Dataset rows describing interfaces
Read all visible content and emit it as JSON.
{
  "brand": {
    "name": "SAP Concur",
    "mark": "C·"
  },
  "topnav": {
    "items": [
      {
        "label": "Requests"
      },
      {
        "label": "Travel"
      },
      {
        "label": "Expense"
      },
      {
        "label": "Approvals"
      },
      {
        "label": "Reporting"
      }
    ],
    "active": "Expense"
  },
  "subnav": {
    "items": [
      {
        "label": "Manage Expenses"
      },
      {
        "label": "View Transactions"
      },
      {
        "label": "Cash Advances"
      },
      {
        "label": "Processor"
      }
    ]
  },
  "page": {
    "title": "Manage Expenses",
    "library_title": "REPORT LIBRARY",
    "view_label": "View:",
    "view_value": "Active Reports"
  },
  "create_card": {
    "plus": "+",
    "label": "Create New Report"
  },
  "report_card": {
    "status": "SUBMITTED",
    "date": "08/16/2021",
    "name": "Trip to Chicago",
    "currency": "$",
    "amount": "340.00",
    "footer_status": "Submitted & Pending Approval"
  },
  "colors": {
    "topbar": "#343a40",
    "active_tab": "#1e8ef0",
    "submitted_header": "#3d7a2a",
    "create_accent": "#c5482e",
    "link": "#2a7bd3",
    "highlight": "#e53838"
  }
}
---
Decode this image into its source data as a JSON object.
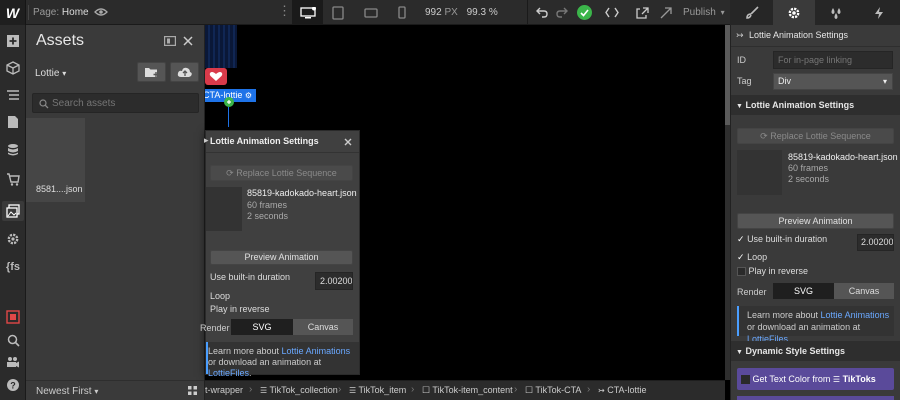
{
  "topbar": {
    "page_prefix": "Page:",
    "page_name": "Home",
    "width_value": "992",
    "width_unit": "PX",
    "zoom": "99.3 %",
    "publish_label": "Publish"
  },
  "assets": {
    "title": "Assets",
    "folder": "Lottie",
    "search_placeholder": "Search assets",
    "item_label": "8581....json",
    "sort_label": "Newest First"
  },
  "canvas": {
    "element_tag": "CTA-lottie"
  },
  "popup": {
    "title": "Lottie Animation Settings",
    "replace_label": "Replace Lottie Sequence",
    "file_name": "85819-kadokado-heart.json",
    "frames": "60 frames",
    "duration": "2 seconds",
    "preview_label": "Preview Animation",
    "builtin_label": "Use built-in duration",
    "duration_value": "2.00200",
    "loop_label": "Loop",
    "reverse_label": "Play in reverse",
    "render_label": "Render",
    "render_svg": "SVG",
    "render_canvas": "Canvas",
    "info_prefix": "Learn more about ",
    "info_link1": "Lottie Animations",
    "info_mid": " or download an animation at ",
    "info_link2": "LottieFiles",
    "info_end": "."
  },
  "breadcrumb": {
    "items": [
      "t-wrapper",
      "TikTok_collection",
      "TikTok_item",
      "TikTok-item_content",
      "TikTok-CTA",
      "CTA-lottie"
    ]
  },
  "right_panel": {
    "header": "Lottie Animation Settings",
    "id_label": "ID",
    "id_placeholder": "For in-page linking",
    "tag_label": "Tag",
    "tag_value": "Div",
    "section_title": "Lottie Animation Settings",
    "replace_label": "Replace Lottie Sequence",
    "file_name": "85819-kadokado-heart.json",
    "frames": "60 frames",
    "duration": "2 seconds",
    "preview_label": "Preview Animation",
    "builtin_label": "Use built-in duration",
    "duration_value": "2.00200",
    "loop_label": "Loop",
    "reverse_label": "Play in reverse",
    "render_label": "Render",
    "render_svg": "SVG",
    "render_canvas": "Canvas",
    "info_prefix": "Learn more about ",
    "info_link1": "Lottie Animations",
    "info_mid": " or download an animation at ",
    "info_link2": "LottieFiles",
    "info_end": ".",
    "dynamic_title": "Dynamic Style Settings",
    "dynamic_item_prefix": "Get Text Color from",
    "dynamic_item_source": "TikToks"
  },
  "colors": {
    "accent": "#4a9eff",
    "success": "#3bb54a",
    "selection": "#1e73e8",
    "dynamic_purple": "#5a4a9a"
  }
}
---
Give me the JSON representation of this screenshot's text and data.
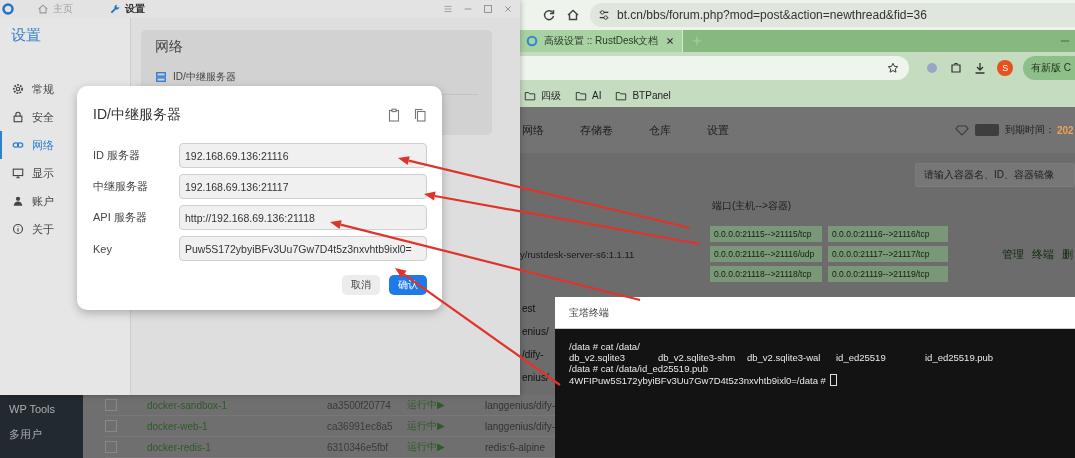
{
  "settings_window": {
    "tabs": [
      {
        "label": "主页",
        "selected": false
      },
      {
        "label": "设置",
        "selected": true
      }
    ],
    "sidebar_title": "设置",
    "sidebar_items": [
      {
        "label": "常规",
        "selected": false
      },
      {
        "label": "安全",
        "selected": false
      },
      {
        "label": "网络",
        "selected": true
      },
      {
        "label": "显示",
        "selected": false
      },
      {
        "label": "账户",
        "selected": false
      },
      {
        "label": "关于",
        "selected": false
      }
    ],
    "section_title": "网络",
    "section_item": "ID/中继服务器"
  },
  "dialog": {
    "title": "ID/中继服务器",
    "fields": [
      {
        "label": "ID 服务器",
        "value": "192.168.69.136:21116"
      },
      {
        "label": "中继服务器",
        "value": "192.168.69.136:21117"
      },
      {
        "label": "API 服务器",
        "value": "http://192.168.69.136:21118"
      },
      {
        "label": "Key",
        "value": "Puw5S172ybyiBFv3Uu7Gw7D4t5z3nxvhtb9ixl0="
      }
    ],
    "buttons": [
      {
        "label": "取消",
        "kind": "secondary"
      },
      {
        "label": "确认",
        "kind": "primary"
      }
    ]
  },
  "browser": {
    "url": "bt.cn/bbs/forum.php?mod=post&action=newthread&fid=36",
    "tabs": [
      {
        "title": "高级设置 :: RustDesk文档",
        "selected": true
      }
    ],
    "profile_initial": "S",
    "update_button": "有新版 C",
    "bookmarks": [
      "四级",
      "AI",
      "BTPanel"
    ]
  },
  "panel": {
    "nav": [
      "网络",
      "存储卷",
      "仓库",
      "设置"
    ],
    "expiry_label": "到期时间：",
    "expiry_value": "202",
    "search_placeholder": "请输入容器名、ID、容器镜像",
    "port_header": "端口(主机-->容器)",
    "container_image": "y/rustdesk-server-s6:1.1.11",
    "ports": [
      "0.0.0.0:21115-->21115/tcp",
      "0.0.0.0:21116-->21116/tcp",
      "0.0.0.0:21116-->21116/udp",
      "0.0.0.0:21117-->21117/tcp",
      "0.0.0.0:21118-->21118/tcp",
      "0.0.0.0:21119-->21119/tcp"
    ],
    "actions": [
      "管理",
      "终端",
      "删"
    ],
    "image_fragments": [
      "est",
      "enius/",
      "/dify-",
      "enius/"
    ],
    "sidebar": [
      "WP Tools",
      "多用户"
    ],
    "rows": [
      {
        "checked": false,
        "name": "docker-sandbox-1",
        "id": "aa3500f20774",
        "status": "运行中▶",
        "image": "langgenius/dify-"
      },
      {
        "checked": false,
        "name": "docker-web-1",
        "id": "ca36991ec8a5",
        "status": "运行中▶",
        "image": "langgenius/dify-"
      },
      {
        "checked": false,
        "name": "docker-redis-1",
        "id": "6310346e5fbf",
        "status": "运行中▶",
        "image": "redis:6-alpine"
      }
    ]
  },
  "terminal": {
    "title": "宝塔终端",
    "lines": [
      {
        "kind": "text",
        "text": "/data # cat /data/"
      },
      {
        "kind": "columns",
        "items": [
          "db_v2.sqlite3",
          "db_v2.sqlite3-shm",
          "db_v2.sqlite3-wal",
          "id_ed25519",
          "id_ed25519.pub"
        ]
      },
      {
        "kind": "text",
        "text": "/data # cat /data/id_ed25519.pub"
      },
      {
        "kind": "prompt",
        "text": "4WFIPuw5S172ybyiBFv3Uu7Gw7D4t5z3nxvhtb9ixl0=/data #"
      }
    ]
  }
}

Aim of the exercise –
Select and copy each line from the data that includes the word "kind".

Task solution –
        "kind": "secondary"
        "kind": "primary"
        "kind": "text",
        "kind": "columns",
        "kind": "text",
        "kind": "prompt",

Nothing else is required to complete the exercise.